Well, the Electors may not have surprised anyone else, but they surprised me. I had thought that one of the Europeans would be a compromise choice later on in the balloting--third or fourth day, and either Schoenborn or one of the Italians. The best shot seemed to me one of the very promising third-worlders. I wonder what they had in mind?
--They elected the smartest man in the room: a formidable theologian, who would have left his mark, no matter what.
--They elected the oldest man in the room, or pretty close. We saw with John XXIII that the man with little to lose is not necessarily the most cautious.
--They elected a peer of John Paul II. Benedict was one of two cardinals at the conclave who had been among the electors in 1978.
--They elected a consummate European, of a very sophisticated, even subtle, cast of mind. Benedict seems to be a very highly "cultured" person in the most formal sense of that word. I heard this evening that he is a musician, an accomplished classical pianist who loves Mozart.
--Continuing that thought, they probably could not have elected a Pope with a personality that contrasted more with that of his predecessor. Not shy, but very "academic," a grandfatherly type. He seems to be the type who may have "mentored" other members of the hierarchy with discretion and a certain warmth.
--In intellectual style, also very different. A neo-scholastic theologian as opposed to a phenomenological philosopher. Read anything by either man: the difference in approach is immediately apparent.
--Did they Electors choose St. Benedict or Benedict XV? The former was the bold founder of monasteries, the great medieval foundations that rescued not only the faith but also civilization itself from Europe's bearded invaders. The latter was, according to one historian, "a frail, reserved aristocrat" who inherited a Church inspired by a strong Pope Pius X but somewhat angered by the Modernist controversies. Yet Benedict XV also engaged his world by writing what would become the pioneering missionary charter of his century, and by suffering with the Church through World War I. He spent himself in charitable efforts to ease the plight of a huge refugee problem and to bring the nations to the negotiating table, unsuccessfully. He was a fascinating and complex character.

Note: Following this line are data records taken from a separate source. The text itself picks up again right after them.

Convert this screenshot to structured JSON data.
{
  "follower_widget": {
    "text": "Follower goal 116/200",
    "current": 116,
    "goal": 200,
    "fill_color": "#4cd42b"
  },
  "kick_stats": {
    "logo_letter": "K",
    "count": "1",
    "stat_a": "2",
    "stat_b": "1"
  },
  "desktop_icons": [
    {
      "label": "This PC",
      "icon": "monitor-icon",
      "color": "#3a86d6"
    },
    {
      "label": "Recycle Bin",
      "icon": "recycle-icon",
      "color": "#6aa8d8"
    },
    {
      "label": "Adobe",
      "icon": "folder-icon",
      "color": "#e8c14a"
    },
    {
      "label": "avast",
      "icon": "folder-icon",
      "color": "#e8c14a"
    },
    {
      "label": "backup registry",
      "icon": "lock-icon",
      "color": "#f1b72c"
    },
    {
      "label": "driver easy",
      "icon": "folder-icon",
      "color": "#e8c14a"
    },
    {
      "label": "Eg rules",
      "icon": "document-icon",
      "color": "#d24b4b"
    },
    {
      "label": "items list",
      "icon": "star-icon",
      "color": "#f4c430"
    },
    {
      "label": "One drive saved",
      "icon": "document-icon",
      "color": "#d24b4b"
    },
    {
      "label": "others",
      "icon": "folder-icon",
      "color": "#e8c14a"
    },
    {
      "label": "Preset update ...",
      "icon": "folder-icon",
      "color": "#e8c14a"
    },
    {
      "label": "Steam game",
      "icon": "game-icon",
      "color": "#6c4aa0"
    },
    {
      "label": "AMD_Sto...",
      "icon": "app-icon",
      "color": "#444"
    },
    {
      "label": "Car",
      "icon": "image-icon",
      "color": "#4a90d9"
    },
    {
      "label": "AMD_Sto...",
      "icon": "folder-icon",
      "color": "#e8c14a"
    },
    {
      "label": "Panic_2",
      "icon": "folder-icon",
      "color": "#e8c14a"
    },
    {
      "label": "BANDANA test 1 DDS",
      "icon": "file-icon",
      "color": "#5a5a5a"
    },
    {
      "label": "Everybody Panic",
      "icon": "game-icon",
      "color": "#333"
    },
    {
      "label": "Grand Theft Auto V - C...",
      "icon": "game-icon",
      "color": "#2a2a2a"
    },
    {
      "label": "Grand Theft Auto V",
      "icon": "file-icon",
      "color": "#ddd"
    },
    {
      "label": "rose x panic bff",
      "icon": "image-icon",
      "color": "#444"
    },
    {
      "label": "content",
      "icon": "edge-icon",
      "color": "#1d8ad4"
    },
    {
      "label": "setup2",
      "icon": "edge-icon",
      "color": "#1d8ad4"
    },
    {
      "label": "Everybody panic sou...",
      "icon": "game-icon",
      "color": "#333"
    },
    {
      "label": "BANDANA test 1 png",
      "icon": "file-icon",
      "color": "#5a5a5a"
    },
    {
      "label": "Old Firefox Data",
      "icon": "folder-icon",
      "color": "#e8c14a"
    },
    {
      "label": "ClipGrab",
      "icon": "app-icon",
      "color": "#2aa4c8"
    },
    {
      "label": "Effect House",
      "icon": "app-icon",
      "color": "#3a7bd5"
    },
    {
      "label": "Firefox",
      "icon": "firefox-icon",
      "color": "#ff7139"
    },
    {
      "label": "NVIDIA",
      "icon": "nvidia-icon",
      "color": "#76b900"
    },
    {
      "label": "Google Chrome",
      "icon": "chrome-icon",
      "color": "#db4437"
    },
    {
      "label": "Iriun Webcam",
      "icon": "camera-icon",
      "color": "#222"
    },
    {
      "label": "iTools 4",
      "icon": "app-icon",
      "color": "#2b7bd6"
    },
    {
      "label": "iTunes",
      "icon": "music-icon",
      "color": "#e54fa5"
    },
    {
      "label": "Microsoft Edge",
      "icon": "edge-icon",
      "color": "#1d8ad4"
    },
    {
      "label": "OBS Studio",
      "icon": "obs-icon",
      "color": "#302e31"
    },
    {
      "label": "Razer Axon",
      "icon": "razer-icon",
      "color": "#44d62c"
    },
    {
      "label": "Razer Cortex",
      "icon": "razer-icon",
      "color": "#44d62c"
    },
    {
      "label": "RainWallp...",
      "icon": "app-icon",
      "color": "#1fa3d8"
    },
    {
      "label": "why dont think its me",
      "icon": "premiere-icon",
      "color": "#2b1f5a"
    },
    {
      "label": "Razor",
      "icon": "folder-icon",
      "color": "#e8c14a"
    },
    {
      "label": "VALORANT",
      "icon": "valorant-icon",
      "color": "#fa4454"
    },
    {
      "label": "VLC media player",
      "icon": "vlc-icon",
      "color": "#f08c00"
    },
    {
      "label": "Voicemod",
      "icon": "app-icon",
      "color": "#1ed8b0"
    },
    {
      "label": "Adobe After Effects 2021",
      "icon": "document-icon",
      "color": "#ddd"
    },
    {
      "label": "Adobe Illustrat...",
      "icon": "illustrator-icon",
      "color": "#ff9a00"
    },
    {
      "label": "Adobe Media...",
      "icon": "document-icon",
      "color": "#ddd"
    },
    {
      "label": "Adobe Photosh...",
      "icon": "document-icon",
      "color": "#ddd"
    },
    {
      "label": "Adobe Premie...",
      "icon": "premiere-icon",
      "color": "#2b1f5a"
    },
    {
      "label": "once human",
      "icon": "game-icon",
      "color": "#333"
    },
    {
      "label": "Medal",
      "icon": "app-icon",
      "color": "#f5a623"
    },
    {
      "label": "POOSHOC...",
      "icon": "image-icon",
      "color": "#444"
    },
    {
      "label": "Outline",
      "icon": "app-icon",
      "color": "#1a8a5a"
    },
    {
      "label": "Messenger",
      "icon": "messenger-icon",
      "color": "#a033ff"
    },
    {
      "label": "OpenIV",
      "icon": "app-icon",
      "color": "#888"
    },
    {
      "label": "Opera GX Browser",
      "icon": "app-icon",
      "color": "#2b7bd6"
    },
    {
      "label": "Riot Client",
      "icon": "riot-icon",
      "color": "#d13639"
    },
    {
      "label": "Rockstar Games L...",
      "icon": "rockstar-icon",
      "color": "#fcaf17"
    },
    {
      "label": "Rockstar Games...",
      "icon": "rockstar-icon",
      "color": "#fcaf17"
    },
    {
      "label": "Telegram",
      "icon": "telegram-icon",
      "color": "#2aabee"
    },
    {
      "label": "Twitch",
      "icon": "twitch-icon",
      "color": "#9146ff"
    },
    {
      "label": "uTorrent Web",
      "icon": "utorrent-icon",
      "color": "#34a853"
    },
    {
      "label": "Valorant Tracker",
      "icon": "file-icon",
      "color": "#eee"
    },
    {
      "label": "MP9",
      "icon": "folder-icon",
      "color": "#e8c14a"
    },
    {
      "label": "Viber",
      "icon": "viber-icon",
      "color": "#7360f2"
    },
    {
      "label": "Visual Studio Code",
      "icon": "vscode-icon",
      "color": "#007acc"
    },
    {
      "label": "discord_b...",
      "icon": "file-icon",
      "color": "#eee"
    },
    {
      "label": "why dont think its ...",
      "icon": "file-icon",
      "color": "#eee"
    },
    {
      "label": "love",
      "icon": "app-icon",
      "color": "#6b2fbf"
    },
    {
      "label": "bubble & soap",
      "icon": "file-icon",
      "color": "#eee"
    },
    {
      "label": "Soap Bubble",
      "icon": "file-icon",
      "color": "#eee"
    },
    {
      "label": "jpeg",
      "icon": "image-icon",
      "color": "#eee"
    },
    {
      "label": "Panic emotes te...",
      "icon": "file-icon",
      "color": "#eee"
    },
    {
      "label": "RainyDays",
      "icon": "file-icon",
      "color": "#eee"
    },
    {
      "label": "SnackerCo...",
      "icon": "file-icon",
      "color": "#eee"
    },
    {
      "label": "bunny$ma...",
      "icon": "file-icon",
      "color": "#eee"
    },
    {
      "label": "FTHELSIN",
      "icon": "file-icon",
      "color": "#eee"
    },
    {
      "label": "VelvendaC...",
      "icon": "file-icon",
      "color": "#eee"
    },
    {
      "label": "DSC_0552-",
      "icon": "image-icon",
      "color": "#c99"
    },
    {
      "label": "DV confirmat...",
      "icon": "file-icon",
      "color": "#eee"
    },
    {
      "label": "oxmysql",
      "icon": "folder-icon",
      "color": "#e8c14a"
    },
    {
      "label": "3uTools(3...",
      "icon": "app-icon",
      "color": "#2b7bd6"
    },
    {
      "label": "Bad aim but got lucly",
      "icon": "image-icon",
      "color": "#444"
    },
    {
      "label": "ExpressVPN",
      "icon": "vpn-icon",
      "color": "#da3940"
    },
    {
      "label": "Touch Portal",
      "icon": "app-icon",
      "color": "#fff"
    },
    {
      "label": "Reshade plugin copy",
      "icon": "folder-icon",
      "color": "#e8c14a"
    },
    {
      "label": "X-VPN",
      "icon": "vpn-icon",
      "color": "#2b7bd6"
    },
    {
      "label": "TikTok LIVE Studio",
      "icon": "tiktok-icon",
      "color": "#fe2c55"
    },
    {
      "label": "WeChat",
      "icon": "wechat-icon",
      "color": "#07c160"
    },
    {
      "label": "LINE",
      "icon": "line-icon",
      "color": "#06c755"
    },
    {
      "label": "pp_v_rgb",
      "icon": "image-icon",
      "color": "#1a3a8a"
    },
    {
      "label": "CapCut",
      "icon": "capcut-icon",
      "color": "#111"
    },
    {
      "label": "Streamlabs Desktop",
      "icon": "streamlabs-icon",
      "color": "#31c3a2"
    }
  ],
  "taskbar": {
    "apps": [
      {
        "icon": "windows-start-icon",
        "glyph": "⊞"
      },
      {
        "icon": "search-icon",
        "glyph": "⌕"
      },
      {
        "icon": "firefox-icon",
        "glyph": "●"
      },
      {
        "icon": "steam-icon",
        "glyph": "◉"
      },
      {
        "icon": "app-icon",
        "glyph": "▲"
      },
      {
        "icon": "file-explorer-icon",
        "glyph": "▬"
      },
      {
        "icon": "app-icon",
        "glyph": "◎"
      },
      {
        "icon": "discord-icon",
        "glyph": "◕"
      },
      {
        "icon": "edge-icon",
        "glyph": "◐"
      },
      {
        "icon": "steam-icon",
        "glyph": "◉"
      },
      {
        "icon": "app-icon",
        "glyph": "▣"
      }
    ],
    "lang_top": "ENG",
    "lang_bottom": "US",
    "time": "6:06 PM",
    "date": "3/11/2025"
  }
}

We can only wait, watch and learn what prompting of the Spirit moved the Cardinals in Cardinal Ratzinger's direction.